■ Exercise instructions
Please output the whole listing below exactly as it is.

■ Records for processing

------------------------------------------------

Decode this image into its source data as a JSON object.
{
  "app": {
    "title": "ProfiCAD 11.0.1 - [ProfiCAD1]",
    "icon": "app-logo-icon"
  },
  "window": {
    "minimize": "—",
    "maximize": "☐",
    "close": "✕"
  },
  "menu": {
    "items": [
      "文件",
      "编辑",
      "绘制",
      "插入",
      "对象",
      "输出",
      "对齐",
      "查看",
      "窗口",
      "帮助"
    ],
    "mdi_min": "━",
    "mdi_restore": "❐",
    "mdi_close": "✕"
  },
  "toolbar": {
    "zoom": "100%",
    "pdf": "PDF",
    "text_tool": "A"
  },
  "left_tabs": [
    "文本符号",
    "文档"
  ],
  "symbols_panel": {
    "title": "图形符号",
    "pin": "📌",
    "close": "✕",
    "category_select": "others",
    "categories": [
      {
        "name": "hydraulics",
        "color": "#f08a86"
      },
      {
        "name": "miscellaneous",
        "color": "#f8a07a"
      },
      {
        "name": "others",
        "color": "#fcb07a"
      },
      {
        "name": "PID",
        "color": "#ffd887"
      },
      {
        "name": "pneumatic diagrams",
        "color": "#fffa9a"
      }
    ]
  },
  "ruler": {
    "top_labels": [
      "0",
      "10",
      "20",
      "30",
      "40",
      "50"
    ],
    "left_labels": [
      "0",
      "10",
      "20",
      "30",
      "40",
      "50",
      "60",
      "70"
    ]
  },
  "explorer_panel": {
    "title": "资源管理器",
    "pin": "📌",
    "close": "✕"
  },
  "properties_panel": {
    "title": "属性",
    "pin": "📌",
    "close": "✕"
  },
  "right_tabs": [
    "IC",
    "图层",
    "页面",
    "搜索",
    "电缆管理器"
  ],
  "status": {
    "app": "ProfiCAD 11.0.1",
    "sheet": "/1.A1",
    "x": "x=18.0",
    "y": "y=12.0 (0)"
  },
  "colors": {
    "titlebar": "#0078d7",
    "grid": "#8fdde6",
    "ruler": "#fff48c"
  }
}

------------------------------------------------

■ Solution to the exercise
Decode this image into its source data as a JSON object.
{
  "app": {
    "title": "ProfiCAD 11.0.1 - [ProfiCAD1]",
    "icon": "app-logo-icon"
  },
  "window": {
    "minimize": "—",
    "maximize": "☐",
    "close": "✕"
  },
  "menu": {
    "items": [
      "文件",
      "编辑",
      "绘制",
      "插入",
      "对象",
      "输出",
      "对齐",
      "查看",
      "窗口",
      "帮助"
    ],
    "mdi_min": "━",
    "mdi_restore": "❐",
    "mdi_close": "✕"
  },
  "toolbar": {
    "zoom": "100%",
    "pdf": "PDF",
    "text_tool": "A"
  },
  "left_tabs": [
    "文本符号",
    "文档"
  ],
  "symbols_panel": {
    "title": "图形符号",
    "pin": "📌",
    "close": "✕",
    "category_select": "others",
    "categories": [
      {
        "name": "hydraulics",
        "color": "#f08a86"
      },
      {
        "name": "miscellaneous",
        "color": "#f8a07a"
      },
      {
        "name": "others",
        "color": "#fcb07a"
      },
      {
        "name": "PID",
        "color": "#ffd887"
      },
      {
        "name": "pneumatic diagrams",
        "color": "#fffa9a"
      }
    ]
  },
  "ruler": {
    "top_labels": [
      "0",
      "10",
      "20",
      "30",
      "40",
      "50"
    ],
    "left_labels": [
      "0",
      "10",
      "20",
      "30",
      "40",
      "50",
      "60",
      "70"
    ]
  },
  "explorer_panel": {
    "title": "资源管理器",
    "pin": "📌",
    "close": "✕"
  },
  "properties_panel": {
    "title": "属性",
    "pin": "📌",
    "close": "✕"
  },
  "right_tabs": [
    "IC",
    "图层",
    "页面",
    "搜索",
    "电缆管理器"
  ],
  "status": {
    "app": "ProfiCAD 11.0.1",
    "sheet": "/1.A1",
    "x": "x=18.0",
    "y": "y=12.0 (0)"
  },
  "colors": {
    "titlebar": "#0078d7",
    "grid": "#8fdde6",
    "ruler": "#fff48c"
  }
}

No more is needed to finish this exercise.